Defendants’ motion was predicated upon their claim that plaintiff made two allegations that were not well grounded in fact or were made without reasonable cause. Specifically, defendants claim that plaintiff improperly alleged in its amended complaint that Schwartz Cooper and the property owner orally agreed upon mutually satisfactory lease terms for space in the subject building in January 1987. Defendants also claim that, in response to the request for a bill of particulars, plaintiff improperly alleged that between January 26 and 28, 1987, Neil Neumark, on behalf of Schwartz Cooper, entered into an oral agreement with Pat Moran or Valerie Jarrett, acting on behalf of the owner, and that the terms of this agreement were reflected in the written lease that was signed by Schwartz Cooper in February 1987. We hold that, when examined under the circumstances existing at the time these aEegations were made (Lewy, 211 Ill. App. 3d at 334; Couri, 202 Ill. App. 3d at 855), plaintiff’s conduct was not so unreasonable as to warrant imposition of sanctions and an award of attorney fees.

It is undisputed that Schwartz Cooper signed the final draft of the lease that was prepared by the property owner’s attorney and *1008that reflected terms and provisions that had been approved by the property owner. The testimony of Berger, Moran, Neumark, and Bloomstrand indicated that this final draft memorialized the provisions that were acceptable to both parties, and there was nothing left to negotiate. Consequently, it was not unreasonable for plaintiff to have asserted that an oral agreement had been reached and that it had earned its commission when Schwartz Cooper signed the lease.
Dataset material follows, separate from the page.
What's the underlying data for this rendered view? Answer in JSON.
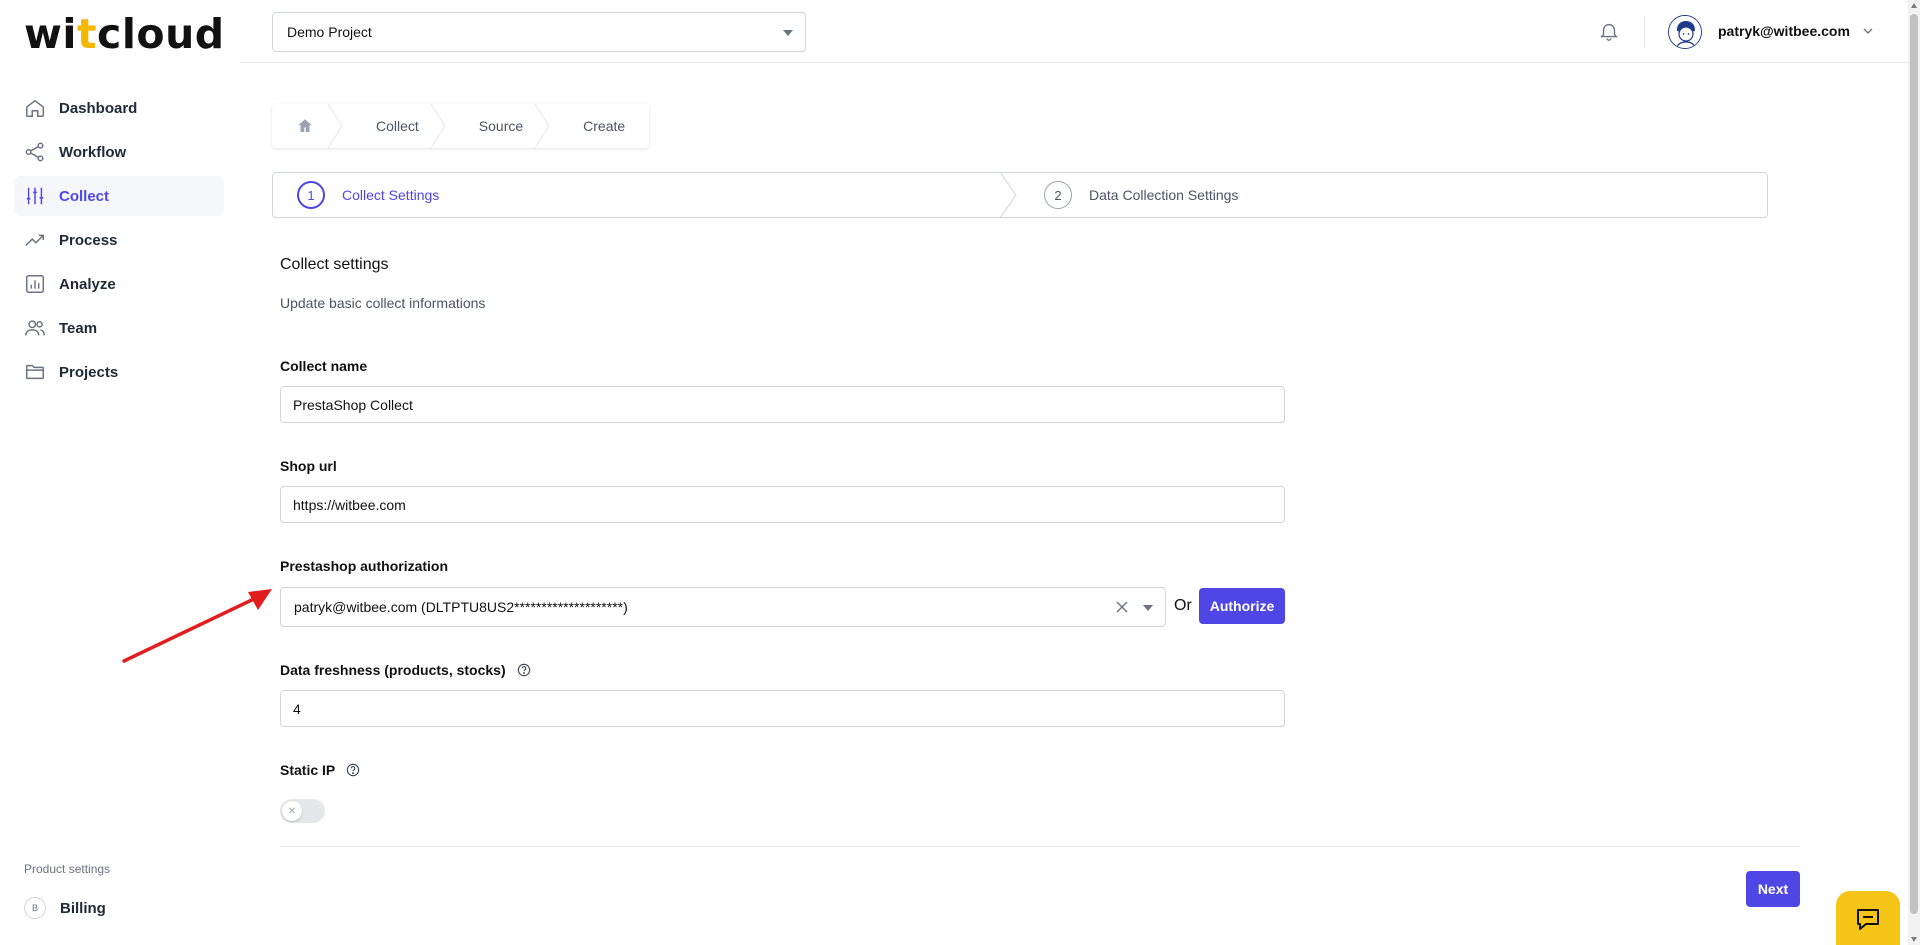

See Harry F. Chaddick Realty, Inc. v. Maisel (7th Cir. 1985), 762 F.2d 534, 537-38; Chiagouris v. Continental Trailways (1964), 50 Ill. App. 2d 196, 206, 200 N.E.2d 399; Levit v. Bowers (1954), 2 Ill. App. 2d 343, 350-51, 119 N.E.2d 536; Goldstein v. Rosenberg (1947), 331 Ill. App. 374, 375, 73 N.E.2d 171.

Although plaintiff was unsuccessful in proving its entitlement to the broker’s commission, defendants have not established that plaintiff’s cause of action was frivolous or was not well grounded in fact. (See Prevendar v. Thonn (1988), 166 Ill. App. 3d 30, 41, 518 N.E.2d 1374.) Because the record does not support defendants’ claim that plaintiff made allegations of fact without reasonable cause, the trial court properly denied the motion for sanctions and attorney fees under Rule 137.

For the foregoing reasons, the judgment of the circuit court of Cook County is affirmed.


McNAMARA, P.J., and EGAN, J., concur.